WHAT THIS TASK INVOLVES ::
The whole listing needs to be restated word for word.

PROVIDED ENTRIES ::
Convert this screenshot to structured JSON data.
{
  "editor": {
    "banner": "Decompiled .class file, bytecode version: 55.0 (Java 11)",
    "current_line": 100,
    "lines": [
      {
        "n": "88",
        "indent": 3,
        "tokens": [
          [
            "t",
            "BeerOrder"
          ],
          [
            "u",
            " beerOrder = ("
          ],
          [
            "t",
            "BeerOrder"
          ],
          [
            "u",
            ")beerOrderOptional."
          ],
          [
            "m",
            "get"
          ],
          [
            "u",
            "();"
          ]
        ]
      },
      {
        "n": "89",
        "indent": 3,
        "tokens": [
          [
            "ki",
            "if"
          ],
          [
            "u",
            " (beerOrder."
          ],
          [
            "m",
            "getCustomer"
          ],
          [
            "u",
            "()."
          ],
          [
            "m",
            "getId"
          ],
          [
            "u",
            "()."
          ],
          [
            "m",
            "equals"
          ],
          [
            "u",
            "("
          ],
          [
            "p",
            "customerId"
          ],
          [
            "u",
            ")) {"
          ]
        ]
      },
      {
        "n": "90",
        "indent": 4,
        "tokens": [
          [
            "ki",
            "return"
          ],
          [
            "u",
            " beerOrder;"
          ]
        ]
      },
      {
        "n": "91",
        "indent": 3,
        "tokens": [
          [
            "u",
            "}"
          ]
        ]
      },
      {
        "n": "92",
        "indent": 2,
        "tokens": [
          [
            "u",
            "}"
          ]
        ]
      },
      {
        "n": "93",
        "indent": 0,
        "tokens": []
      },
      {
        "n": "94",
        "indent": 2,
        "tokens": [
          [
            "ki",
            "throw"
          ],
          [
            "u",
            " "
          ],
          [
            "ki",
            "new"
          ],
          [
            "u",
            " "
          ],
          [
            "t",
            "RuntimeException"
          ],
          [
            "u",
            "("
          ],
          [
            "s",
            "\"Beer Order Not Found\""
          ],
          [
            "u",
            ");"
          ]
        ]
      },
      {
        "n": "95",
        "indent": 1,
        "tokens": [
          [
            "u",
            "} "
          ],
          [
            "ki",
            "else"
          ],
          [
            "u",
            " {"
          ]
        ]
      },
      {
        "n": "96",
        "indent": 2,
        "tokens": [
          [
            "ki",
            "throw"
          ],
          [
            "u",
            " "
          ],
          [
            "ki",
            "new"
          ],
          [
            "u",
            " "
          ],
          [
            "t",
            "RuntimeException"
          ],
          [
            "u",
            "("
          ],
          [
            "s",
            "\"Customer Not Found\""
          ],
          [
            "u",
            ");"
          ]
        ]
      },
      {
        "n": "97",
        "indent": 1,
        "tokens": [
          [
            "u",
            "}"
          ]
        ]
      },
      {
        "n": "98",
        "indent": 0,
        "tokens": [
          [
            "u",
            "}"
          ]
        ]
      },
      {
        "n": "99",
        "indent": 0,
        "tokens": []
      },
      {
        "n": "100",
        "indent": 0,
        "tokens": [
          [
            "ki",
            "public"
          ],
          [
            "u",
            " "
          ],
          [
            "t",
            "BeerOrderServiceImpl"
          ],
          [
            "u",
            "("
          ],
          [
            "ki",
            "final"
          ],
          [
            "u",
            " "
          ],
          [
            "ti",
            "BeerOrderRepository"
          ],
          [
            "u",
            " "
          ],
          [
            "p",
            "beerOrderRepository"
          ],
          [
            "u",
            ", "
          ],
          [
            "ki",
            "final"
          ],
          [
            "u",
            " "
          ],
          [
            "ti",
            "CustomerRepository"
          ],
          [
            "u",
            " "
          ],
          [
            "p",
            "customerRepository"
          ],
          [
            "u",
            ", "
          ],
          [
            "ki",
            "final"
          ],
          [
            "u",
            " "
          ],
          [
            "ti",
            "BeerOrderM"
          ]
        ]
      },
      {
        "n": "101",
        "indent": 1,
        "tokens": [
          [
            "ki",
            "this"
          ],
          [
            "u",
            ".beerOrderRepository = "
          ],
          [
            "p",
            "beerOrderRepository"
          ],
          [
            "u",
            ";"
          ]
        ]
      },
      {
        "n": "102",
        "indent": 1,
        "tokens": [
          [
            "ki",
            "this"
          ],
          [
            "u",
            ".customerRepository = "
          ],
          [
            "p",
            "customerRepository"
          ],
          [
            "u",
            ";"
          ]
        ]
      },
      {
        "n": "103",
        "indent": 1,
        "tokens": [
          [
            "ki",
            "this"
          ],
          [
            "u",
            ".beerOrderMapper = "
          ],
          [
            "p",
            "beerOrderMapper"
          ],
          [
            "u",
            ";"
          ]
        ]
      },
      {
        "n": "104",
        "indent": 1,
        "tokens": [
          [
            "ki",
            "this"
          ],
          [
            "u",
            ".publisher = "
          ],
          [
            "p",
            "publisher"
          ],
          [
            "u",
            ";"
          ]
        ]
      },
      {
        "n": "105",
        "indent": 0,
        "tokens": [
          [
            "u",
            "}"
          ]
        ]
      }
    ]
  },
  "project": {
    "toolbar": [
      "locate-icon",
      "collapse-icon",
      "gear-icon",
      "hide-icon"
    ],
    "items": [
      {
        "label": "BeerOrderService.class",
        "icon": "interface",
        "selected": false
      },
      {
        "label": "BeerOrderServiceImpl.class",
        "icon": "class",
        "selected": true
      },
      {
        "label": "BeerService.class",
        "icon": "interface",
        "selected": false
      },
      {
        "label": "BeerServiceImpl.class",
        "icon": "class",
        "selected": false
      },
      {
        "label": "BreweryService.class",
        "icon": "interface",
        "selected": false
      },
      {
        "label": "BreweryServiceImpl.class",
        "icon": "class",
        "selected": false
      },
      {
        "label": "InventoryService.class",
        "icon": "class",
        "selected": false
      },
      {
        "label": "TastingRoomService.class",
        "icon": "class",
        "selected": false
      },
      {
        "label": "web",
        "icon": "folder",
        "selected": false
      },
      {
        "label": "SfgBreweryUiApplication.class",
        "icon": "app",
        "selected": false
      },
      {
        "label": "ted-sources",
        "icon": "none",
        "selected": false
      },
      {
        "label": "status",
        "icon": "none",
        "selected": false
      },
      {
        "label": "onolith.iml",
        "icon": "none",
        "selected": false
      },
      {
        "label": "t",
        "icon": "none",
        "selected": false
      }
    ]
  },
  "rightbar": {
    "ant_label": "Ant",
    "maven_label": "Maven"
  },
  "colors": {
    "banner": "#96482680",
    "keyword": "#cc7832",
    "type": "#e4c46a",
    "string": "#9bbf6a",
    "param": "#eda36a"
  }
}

RESPONSE ::
Convert this screenshot to structured JSON data.
{
  "editor": {
    "banner": "Decompiled .class file, bytecode version: 55.0 (Java 11)",
    "current_line": 100,
    "lines": [
      {
        "n": "88",
        "indent": 3,
        "tokens": [
          [
            "t",
            "BeerOrder"
          ],
          [
            "u",
            " beerOrder = ("
          ],
          [
            "t",
            "BeerOrder"
          ],
          [
            "u",
            ")beerOrderOptional."
          ],
          [
            "m",
            "get"
          ],
          [
            "u",
            "();"
          ]
        ]
      },
      {
        "n": "89",
        "indent": 3,
        "tokens": [
          [
            "ki",
            "if"
          ],
          [
            "u",
            " (beerOrder."
          ],
          [
            "m",
            "getCustomer"
          ],
          [
            "u",
            "()."
          ],
          [
            "m",
            "getId"
          ],
          [
            "u",
            "()."
          ],
          [
            "m",
            "equals"
          ],
          [
            "u",
            "("
          ],
          [
            "p",
            "customerId"
          ],
          [
            "u",
            ")) {"
          ]
        ]
      },
      {
        "n": "90",
        "indent": 4,
        "tokens": [
          [
            "ki",
            "return"
          ],
          [
            "u",
            " beerOrder;"
          ]
        ]
      },
      {
        "n": "91",
        "indent": 3,
        "tokens": [
          [
            "u",
            "}"
          ]
        ]
      },
      {
        "n": "92",
        "indent": 2,
        "tokens": [
          [
            "u",
            "}"
          ]
        ]
      },
      {
        "n": "93",
        "indent": 0,
        "tokens": []
      },
      {
        "n": "94",
        "indent": 2,
        "tokens": [
          [
            "ki",
            "throw"
          ],
          [
            "u",
            " "
          ],
          [
            "ki",
            "new"
          ],
          [
            "u",
            " "
          ],
          [
            "t",
            "RuntimeException"
          ],
          [
            "u",
            "("
          ],
          [
            "s",
            "\"Beer Order Not Found\""
          ],
          [
            "u",
            ");"
          ]
        ]
      },
      {
        "n": "95",
        "indent": 1,
        "tokens": [
          [
            "u",
            "} "
          ],
          [
            "ki",
            "else"
          ],
          [
            "u",
            " {"
          ]
        ]
      },
      {
        "n": "96",
        "indent": 2,
        "tokens": [
          [
            "ki",
            "throw"
          ],
          [
            "u",
            " "
          ],
          [
            "ki",
            "new"
          ],
          [
            "u",
            " "
          ],
          [
            "t",
            "RuntimeException"
          ],
          [
            "u",
            "("
          ],
          [
            "s",
            "\"Customer Not Found\""
          ],
          [
            "u",
            ");"
          ]
        ]
      },
      {
        "n": "97",
        "indent": 1,
        "tokens": [
          [
            "u",
            "}"
          ]
        ]
      },
      {
        "n": "98",
        "indent": 0,
        "tokens": [
          [
            "u",
            "}"
          ]
        ]
      },
      {
        "n": "99",
        "indent": 0,
        "tokens": []
      },
      {
        "n": "100",
        "indent": 0,
        "tokens": [
          [
            "ki",
            "public"
          ],
          [
            "u",
            " "
          ],
          [
            "t",
            "BeerOrderServiceImpl"
          ],
          [
            "u",
            "("
          ],
          [
            "ki",
            "final"
          ],
          [
            "u",
            " "
          ],
          [
            "ti",
            "BeerOrderRepository"
          ],
          [
            "u",
            " "
          ],
          [
            "p",
            "beerOrderRepository"
          ],
          [
            "u",
            ", "
          ],
          [
            "ki",
            "final"
          ],
          [
            "u",
            " "
          ],
          [
            "ti",
            "CustomerRepository"
          ],
          [
            "u",
            " "
          ],
          [
            "p",
            "customerRepository"
          ],
          [
            "u",
            ", "
          ],
          [
            "ki",
            "final"
          ],
          [
            "u",
            " "
          ],
          [
            "ti",
            "BeerOrderM"
          ]
        ]
      },
      {
        "n": "101",
        "indent": 1,
        "tokens": [
          [
            "ki",
            "this"
          ],
          [
            "u",
            ".beerOrderRepository = "
          ],
          [
            "p",
            "beerOrderRepository"
          ],
          [
            "u",
            ";"
          ]
        ]
      },
      {
        "n": "102",
        "indent": 1,
        "tokens": [
          [
            "ki",
            "this"
          ],
          [
            "u",
            ".customerRepository = "
          ],
          [
            "p",
            "customerRepository"
          ],
          [
            "u",
            ";"
          ]
        ]
      },
      {
        "n": "103",
        "indent": 1,
        "tokens": [
          [
            "ki",
            "this"
          ],
          [
            "u",
            ".beerOrderMapper = "
          ],
          [
            "p",
            "beerOrderMapper"
          ],
          [
            "u",
            ";"
          ]
        ]
      },
      {
        "n": "104",
        "indent": 1,
        "tokens": [
          [
            "ki",
            "this"
          ],
          [
            "u",
            ".publisher = "
          ],
          [
            "p",
            "publisher"
          ],
          [
            "u",
            ";"
          ]
        ]
      },
      {
        "n": "105",
        "indent": 0,
        "tokens": [
          [
            "u",
            "}"
          ]
        ]
      }
    ]
  },
  "project": {
    "toolbar": [
      "locate-icon",
      "collapse-icon",
      "gear-icon",
      "hide-icon"
    ],
    "items": [
      {
        "label": "BeerOrderService.class",
        "icon": "interface",
        "selected": false
      },
      {
        "label": "BeerOrderServiceImpl.class",
        "icon": "class",
        "selected": true
      },
      {
        "label": "BeerService.class",
        "icon": "interface",
        "selected": false
      },
      {
        "label": "BeerServiceImpl.class",
        "icon": "class",
        "selected": false
      },
      {
        "label": "BreweryService.class",
        "icon": "interface",
        "selected": false
      },
      {
        "label": "BreweryServiceImpl.class",
        "icon": "class",
        "selected": false
      },
      {
        "label": "InventoryService.class",
        "icon": "class",
        "selected": false
      },
      {
        "label": "TastingRoomService.class",
        "icon": "class",
        "selected": false
      },
      {
        "label": "web",
        "icon": "folder",
        "selected": false
      },
      {
        "label": "SfgBreweryUiApplication.class",
        "icon": "app",
        "selected": false
      },
      {
        "label": "ted-sources",
        "icon": "none",
        "selected": false
      },
      {
        "label": "status",
        "icon": "none",
        "selected": false
      },
      {
        "label": "onolith.iml",
        "icon": "none",
        "selected": false
      },
      {
        "label": "t",
        "icon": "none",
        "selected": false
      }
    ]
  },
  "rightbar": {
    "ant_label": "Ant",
    "maven_label": "Maven"
  },
  "colors": {
    "banner": "#96482680",
    "keyword": "#cc7832",
    "type": "#e4c46a",
    "string": "#9bbf6a",
    "param": "#eda36a"
  }
}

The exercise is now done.